Today, the Singapore Airlines Group reported its grim financials for the quarter ending 30 June, with losses of 1 billion Singaporean dollars in just three months due to a slower than expected return of passenger travel demand. This is a stark comparison to the S$200 million profit the airline made in the same quarter during 2019. The airline also reported a revenue drop of 80% compared to the same time last year, to stand at S$851 million. According to a spokesperson for Singapore Airlines, the businesses revenue was partially offset by an uptick in cargo demand, despite the obvious lack of any real passenger demand. However, this was not entirely unexpected with the airline group warning shareholders in mid-July it expected to post a loss due to "slower than expected recovery from the coronavirus outbreak."
Despite the huge losses and decrease in revenue, the airline has made good progress in cutting operating costs through a variety of measures such as staff stand-downs and fuel hedging. According to the newly announced quarterly report, the Singapore Airlines Group's operating costs decreased 51.6% to S$1.89 billion. The Singapore Airlines spokesperson attributes this drop in operating costs to lower net fuel costs and non-fuel expenses due to a large amount of the fleet being grounded.
The Singapore Airlines quarterly financial report also compared 2020 passenger numbers with the same quarter in 2019 highlighting an expected evaporation of passenger numbers. In June 2020, the Singapore Airlines Group carried just 17,700 passengers compared to 3.2 million during the same month in 2019. When measured in Revenue Passenger Kilometres (RPKs), this represented a 99% drop in passenger numbers for the group's airlines when compared with the same quarter last year and an overall capacity cut of 95%, meaning that Singapore Airlines and its sister airlines are currently operating at just 5% of their 2019 capacity.

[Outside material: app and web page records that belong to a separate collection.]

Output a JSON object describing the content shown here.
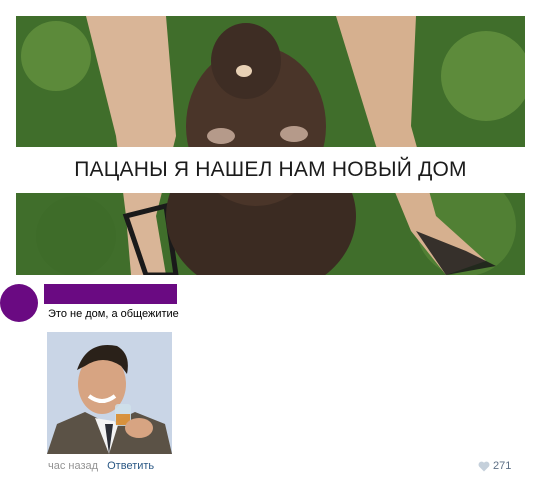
{
  "post": {
    "meme_caption": "ПАЦАНЫ Я НАШЕЛ НАМ НОВЫЙ ДОМ"
  },
  "comment": {
    "text": "Это не дом, а общежитие",
    "time": "час назад",
    "reply_label": "Ответить",
    "likes": "271",
    "author_redaction_color": "#6a0a82"
  },
  "icons": {
    "like": "heart-icon"
  }
}
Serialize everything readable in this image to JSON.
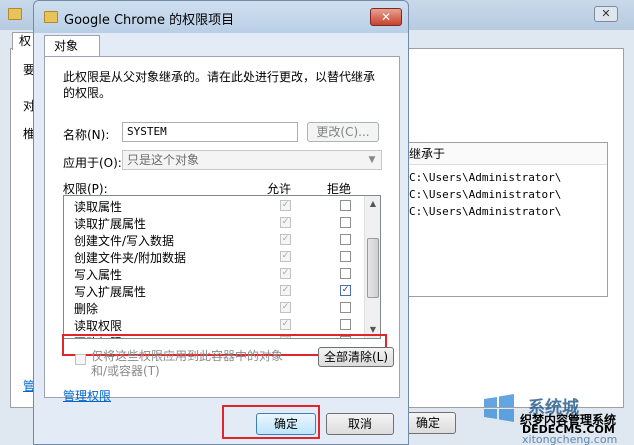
{
  "background_window": {
    "tab_label_fragment": "权",
    "side_fragments": [
      "要",
      "对",
      "椎"
    ],
    "table_header": "继承于",
    "table_rows": [
      "C:\\Users\\Administrator\\",
      "C:\\Users\\Administrator\\",
      "C:\\Users\\Administrator\\"
    ],
    "ok_label": "确定",
    "link_fragment": "管",
    "close_symbol": "✕"
  },
  "dialog": {
    "title": "Google Chrome 的权限项目",
    "close_symbol": "✕",
    "tab_label": "对象",
    "description": "此权限是从父对象继承的。请在此处进行更改，以替代继承的权限。",
    "name_label": "名称(N):",
    "name_value": "SYSTEM",
    "change_button": "更改(C)...",
    "apply_label": "应用于(O):",
    "apply_value": "只是这个对象",
    "permissions_label": "权限(P):",
    "allow_label": "允许",
    "deny_label": "拒绝",
    "permissions": [
      {
        "name": "读取属性",
        "allow": true,
        "deny": false
      },
      {
        "name": "读取扩展属性",
        "allow": true,
        "deny": false
      },
      {
        "name": "创建文件/写入数据",
        "allow": true,
        "deny": false
      },
      {
        "name": "创建文件夹/附加数据",
        "allow": true,
        "deny": false
      },
      {
        "name": "写入属性",
        "allow": true,
        "deny": false
      },
      {
        "name": "写入扩展属性",
        "allow": true,
        "deny": true
      },
      {
        "name": "删除",
        "allow": true,
        "deny": false
      },
      {
        "name": "读取权限",
        "allow": true,
        "deny": false
      },
      {
        "name": "更改权限",
        "allow": true,
        "deny": false
      }
    ],
    "inherit_checkbox_label": "仅将这些权限应用到此容器中的对象和/或容器(T)",
    "clear_all_button": "全部清除(L)",
    "manage_link": "管理权限",
    "ok_button": "确定",
    "cancel_button": "取消"
  },
  "watermark": {
    "brand": "系统城",
    "line1": "织梦内容管理系统",
    "line2": "DEDECMS.COM",
    "line3": "xitongcheng.com"
  },
  "colors": {
    "highlight_red": "#e0262a",
    "link_blue": "#0066cc",
    "title_bar": "#b9cfe6"
  }
}
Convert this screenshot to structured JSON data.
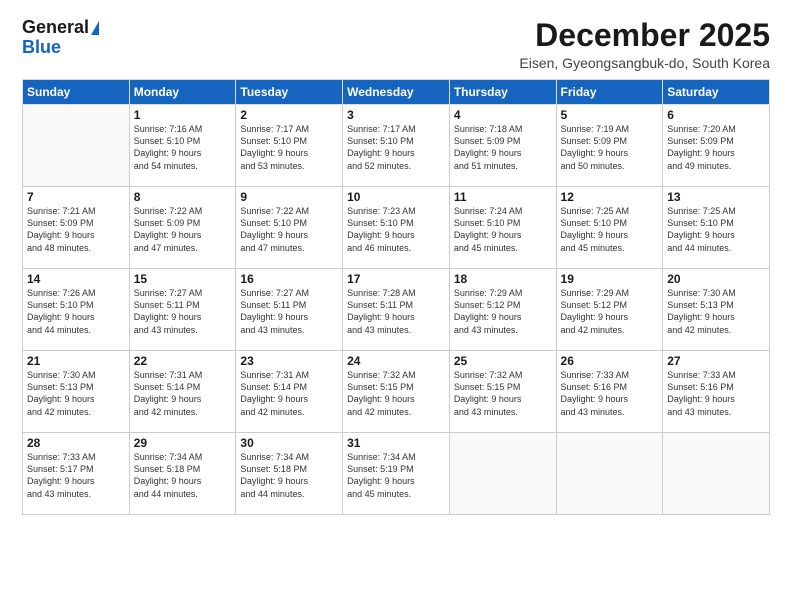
{
  "header": {
    "logo_general": "General",
    "logo_blue": "Blue",
    "month_title": "December 2025",
    "subtitle": "Eisen, Gyeongsangbuk-do, South Korea"
  },
  "weekdays": [
    "Sunday",
    "Monday",
    "Tuesday",
    "Wednesday",
    "Thursday",
    "Friday",
    "Saturday"
  ],
  "weeks": [
    [
      {
        "day": "",
        "info": ""
      },
      {
        "day": "1",
        "info": "Sunrise: 7:16 AM\nSunset: 5:10 PM\nDaylight: 9 hours\nand 54 minutes."
      },
      {
        "day": "2",
        "info": "Sunrise: 7:17 AM\nSunset: 5:10 PM\nDaylight: 9 hours\nand 53 minutes."
      },
      {
        "day": "3",
        "info": "Sunrise: 7:17 AM\nSunset: 5:10 PM\nDaylight: 9 hours\nand 52 minutes."
      },
      {
        "day": "4",
        "info": "Sunrise: 7:18 AM\nSunset: 5:09 PM\nDaylight: 9 hours\nand 51 minutes."
      },
      {
        "day": "5",
        "info": "Sunrise: 7:19 AM\nSunset: 5:09 PM\nDaylight: 9 hours\nand 50 minutes."
      },
      {
        "day": "6",
        "info": "Sunrise: 7:20 AM\nSunset: 5:09 PM\nDaylight: 9 hours\nand 49 minutes."
      }
    ],
    [
      {
        "day": "7",
        "info": "Sunrise: 7:21 AM\nSunset: 5:09 PM\nDaylight: 9 hours\nand 48 minutes."
      },
      {
        "day": "8",
        "info": "Sunrise: 7:22 AM\nSunset: 5:09 PM\nDaylight: 9 hours\nand 47 minutes."
      },
      {
        "day": "9",
        "info": "Sunrise: 7:22 AM\nSunset: 5:10 PM\nDaylight: 9 hours\nand 47 minutes."
      },
      {
        "day": "10",
        "info": "Sunrise: 7:23 AM\nSunset: 5:10 PM\nDaylight: 9 hours\nand 46 minutes."
      },
      {
        "day": "11",
        "info": "Sunrise: 7:24 AM\nSunset: 5:10 PM\nDaylight: 9 hours\nand 45 minutes."
      },
      {
        "day": "12",
        "info": "Sunrise: 7:25 AM\nSunset: 5:10 PM\nDaylight: 9 hours\nand 45 minutes."
      },
      {
        "day": "13",
        "info": "Sunrise: 7:25 AM\nSunset: 5:10 PM\nDaylight: 9 hours\nand 44 minutes."
      }
    ],
    [
      {
        "day": "14",
        "info": "Sunrise: 7:26 AM\nSunset: 5:10 PM\nDaylight: 9 hours\nand 44 minutes."
      },
      {
        "day": "15",
        "info": "Sunrise: 7:27 AM\nSunset: 5:11 PM\nDaylight: 9 hours\nand 43 minutes."
      },
      {
        "day": "16",
        "info": "Sunrise: 7:27 AM\nSunset: 5:11 PM\nDaylight: 9 hours\nand 43 minutes."
      },
      {
        "day": "17",
        "info": "Sunrise: 7:28 AM\nSunset: 5:11 PM\nDaylight: 9 hours\nand 43 minutes."
      },
      {
        "day": "18",
        "info": "Sunrise: 7:29 AM\nSunset: 5:12 PM\nDaylight: 9 hours\nand 43 minutes."
      },
      {
        "day": "19",
        "info": "Sunrise: 7:29 AM\nSunset: 5:12 PM\nDaylight: 9 hours\nand 42 minutes."
      },
      {
        "day": "20",
        "info": "Sunrise: 7:30 AM\nSunset: 5:13 PM\nDaylight: 9 hours\nand 42 minutes."
      }
    ],
    [
      {
        "day": "21",
        "info": "Sunrise: 7:30 AM\nSunset: 5:13 PM\nDaylight: 9 hours\nand 42 minutes."
      },
      {
        "day": "22",
        "info": "Sunrise: 7:31 AM\nSunset: 5:14 PM\nDaylight: 9 hours\nand 42 minutes."
      },
      {
        "day": "23",
        "info": "Sunrise: 7:31 AM\nSunset: 5:14 PM\nDaylight: 9 hours\nand 42 minutes."
      },
      {
        "day": "24",
        "info": "Sunrise: 7:32 AM\nSunset: 5:15 PM\nDaylight: 9 hours\nand 42 minutes."
      },
      {
        "day": "25",
        "info": "Sunrise: 7:32 AM\nSunset: 5:15 PM\nDaylight: 9 hours\nand 43 minutes."
      },
      {
        "day": "26",
        "info": "Sunrise: 7:33 AM\nSunset: 5:16 PM\nDaylight: 9 hours\nand 43 minutes."
      },
      {
        "day": "27",
        "info": "Sunrise: 7:33 AM\nSunset: 5:16 PM\nDaylight: 9 hours\nand 43 minutes."
      }
    ],
    [
      {
        "day": "28",
        "info": "Sunrise: 7:33 AM\nSunset: 5:17 PM\nDaylight: 9 hours\nand 43 minutes."
      },
      {
        "day": "29",
        "info": "Sunrise: 7:34 AM\nSunset: 5:18 PM\nDaylight: 9 hours\nand 44 minutes."
      },
      {
        "day": "30",
        "info": "Sunrise: 7:34 AM\nSunset: 5:18 PM\nDaylight: 9 hours\nand 44 minutes."
      },
      {
        "day": "31",
        "info": "Sunrise: 7:34 AM\nSunset: 5:19 PM\nDaylight: 9 hours\nand 45 minutes."
      },
      {
        "day": "",
        "info": ""
      },
      {
        "day": "",
        "info": ""
      },
      {
        "day": "",
        "info": ""
      }
    ]
  ]
}
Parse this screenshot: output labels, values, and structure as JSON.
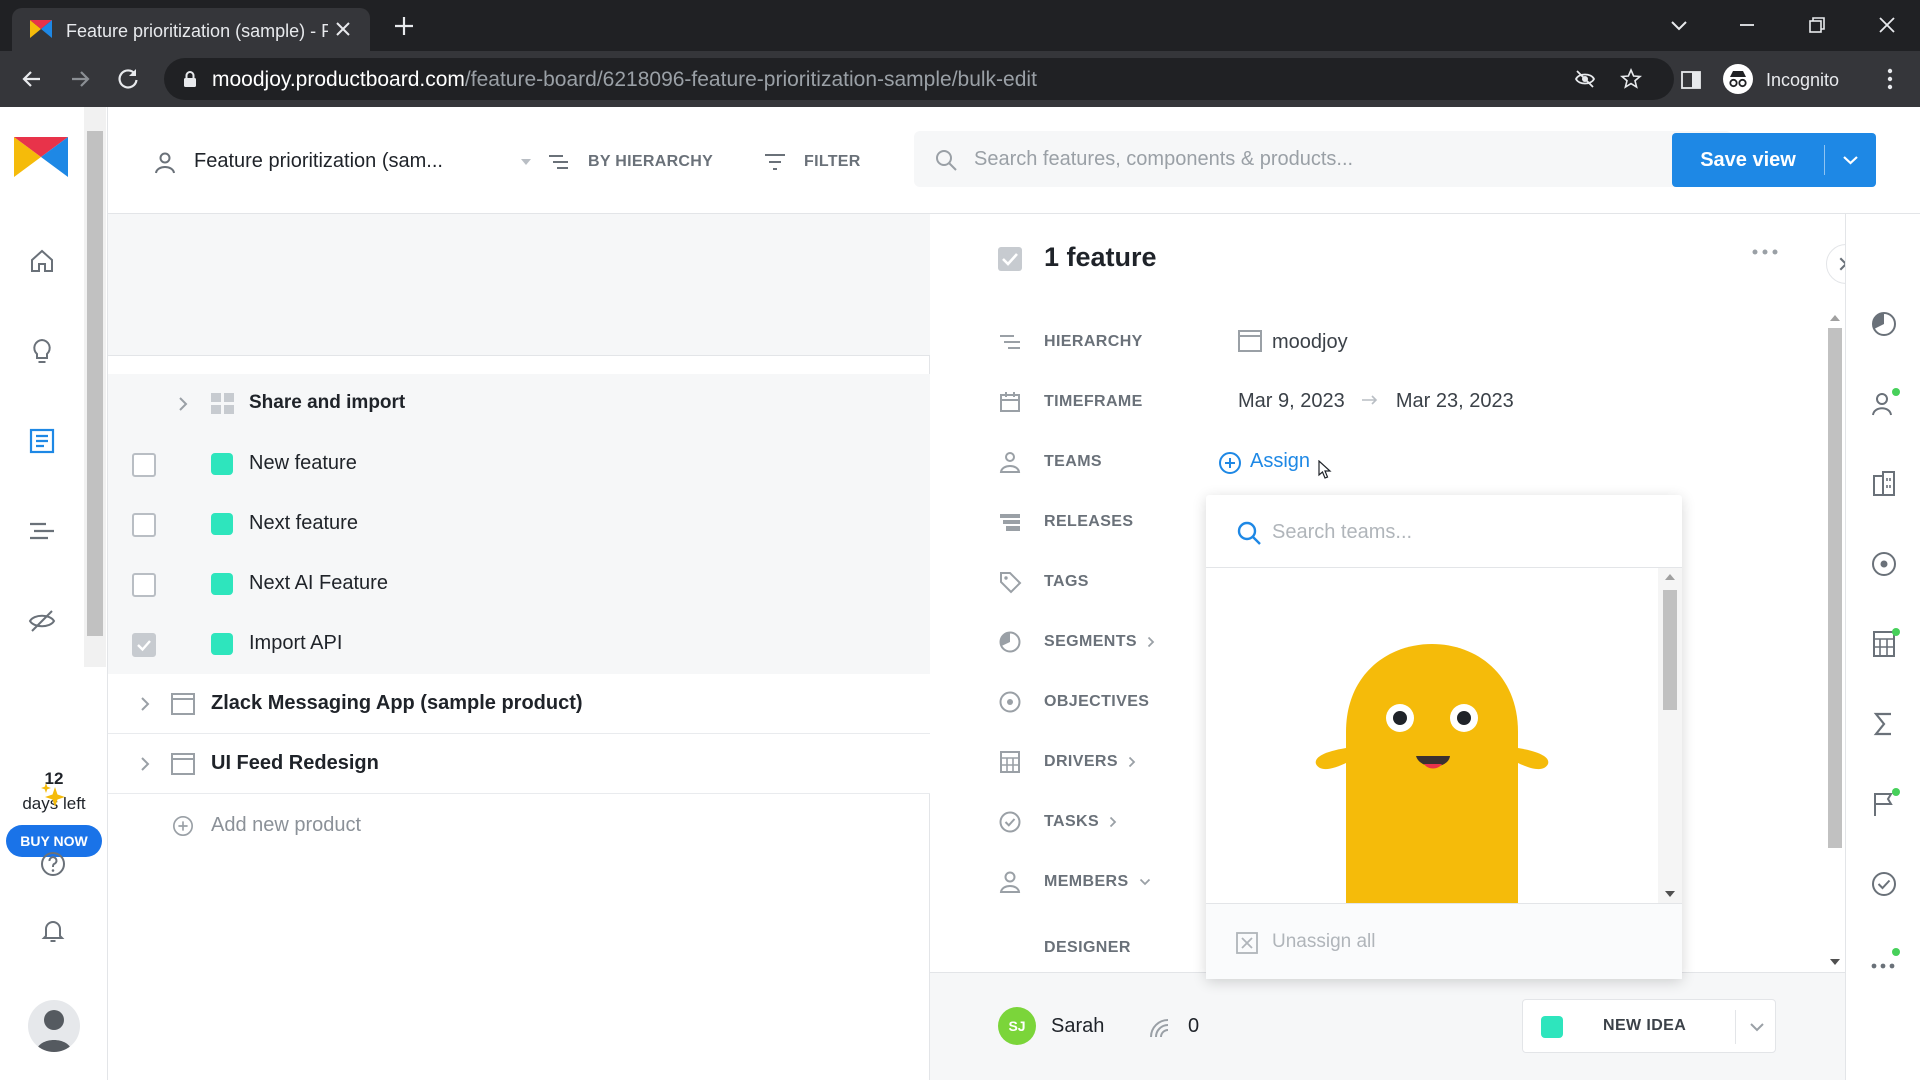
{
  "browser": {
    "tab_title": "Feature prioritization (sample) - Productboard",
    "url_host": "moodjoy.productboard.com",
    "url_path": "/feature-board/6218096-feature-prioritization-sample/bulk-edit",
    "profile_label": "Incognito"
  },
  "leftnav": {
    "trial_days": "12",
    "trial_label": "days left",
    "buy_now_label": "BUY NOW"
  },
  "toolbar": {
    "board_name": "Feature prioritization (sam...",
    "group_by_label": "BY HIERARCHY",
    "filter_label": "FILTER",
    "search_placeholder": "Search features, components & products...",
    "save_view_label": "Save view"
  },
  "list": {
    "rows": [
      {
        "kind": "component",
        "label": "Share and import"
      },
      {
        "kind": "feature",
        "label": "New feature",
        "checked": false,
        "color": "#2ee5bd"
      },
      {
        "kind": "feature",
        "label": "Next feature",
        "checked": false,
        "color": "#2ee5bd"
      },
      {
        "kind": "feature",
        "label": "Next AI Feature",
        "checked": false,
        "color": "#2ee5bd"
      },
      {
        "kind": "feature",
        "label": "Import API",
        "checked": true,
        "color": "#2ee5bd"
      },
      {
        "kind": "product",
        "label": "Zlack Messaging App (sample product)"
      },
      {
        "kind": "product",
        "label": "UI Feed Redesign"
      },
      {
        "kind": "add",
        "label": "Add new product"
      }
    ]
  },
  "detail": {
    "title": "1 feature",
    "fields": {
      "hierarchy": {
        "label": "HIERARCHY",
        "value": "moodjoy"
      },
      "timeframe": {
        "label": "TIMEFRAME",
        "start": "Mar 9, 2023",
        "end": "Mar 23, 2023"
      },
      "teams": {
        "label": "TEAMS",
        "assign_label": "Assign"
      },
      "releases": {
        "label": "RELEASES"
      },
      "tags": {
        "label": "TAGS"
      },
      "segments": {
        "label": "SEGMENTS"
      },
      "objectives": {
        "label": "OBJECTIVES"
      },
      "drivers": {
        "label": "DRIVERS"
      },
      "tasks": {
        "label": "TASKS"
      },
      "members": {
        "label": "MEMBERS"
      },
      "designer": {
        "label": "DESIGNER"
      }
    },
    "footer": {
      "owner_initials": "SJ",
      "owner_name": "Sarah",
      "insights_count": "0",
      "status_label": "NEW IDEA",
      "status_color": "#2ee5bd"
    }
  },
  "teams_dropdown": {
    "search_placeholder": "Search teams...",
    "unassign_label": "Unassign all"
  },
  "colors": {
    "accent": "#1e88e5",
    "feature_teal": "#2ee5bd",
    "ghost_yellow": "#f5bb0a",
    "notification_green": "#47d05a"
  }
}
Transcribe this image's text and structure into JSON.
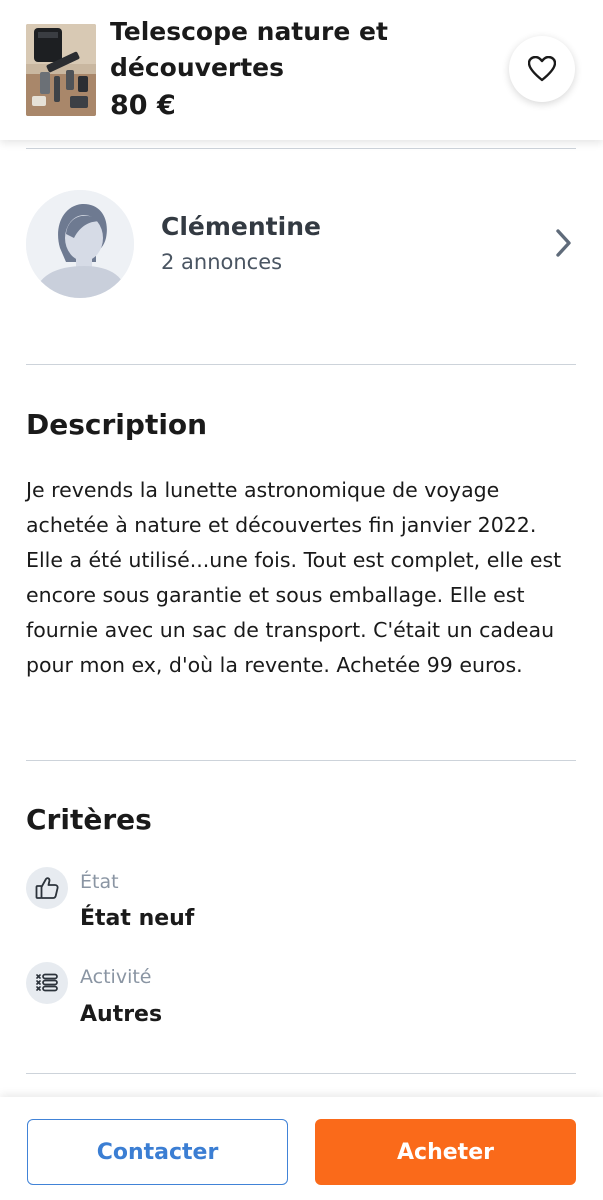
{
  "header": {
    "title": "Telescope nature et découvertes",
    "price": "80 €",
    "thumbnail_icon": "product-photo"
  },
  "seller": {
    "name": "Clémentine",
    "listings": "2 annonces"
  },
  "description": {
    "title": "Description",
    "text": "Je revends la lunette astronomique de voyage achetée à nature et découvertes fin janvier 2022. Elle a été utilisé...une fois. Tout est complet, elle est encore sous garantie et sous emballage. Elle est fournie avec un sac de transport. C'était un cadeau pour mon ex, d'où la revente. Achetée 99 euros."
  },
  "criteria": {
    "title": "Critères",
    "items": [
      {
        "label": "État",
        "value": "État neuf",
        "icon": "thumbs-up-icon"
      },
      {
        "label": "Activité",
        "value": "Autres",
        "icon": "list-icon"
      }
    ]
  },
  "actions": {
    "contact_label": "Contacter",
    "buy_label": "Acheter"
  },
  "colors": {
    "accent_orange": "#fa6a1a",
    "accent_blue": "#3b7ed3",
    "divider": "#cdd3da",
    "muted_text": "#8a95a3"
  }
}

In order to help curb losses and reduce parked aircraft, the Singapore Airlines Group has also made progress with negotiations between itself and European aircraft manufacturer Airbus to defer delivery of some of the 65 Airbus planes the group has on order for both Singapore Airlines and Scoot, but the airlines spokesperson declined to elaborate on exact details of the deal. At the same time, Singapore Airlines also stated it was in ongoing discussions with Boeing to defer some of the 85 Boeing the Group's airlines have on order, although no comment has been made on the progress of these discussions yet.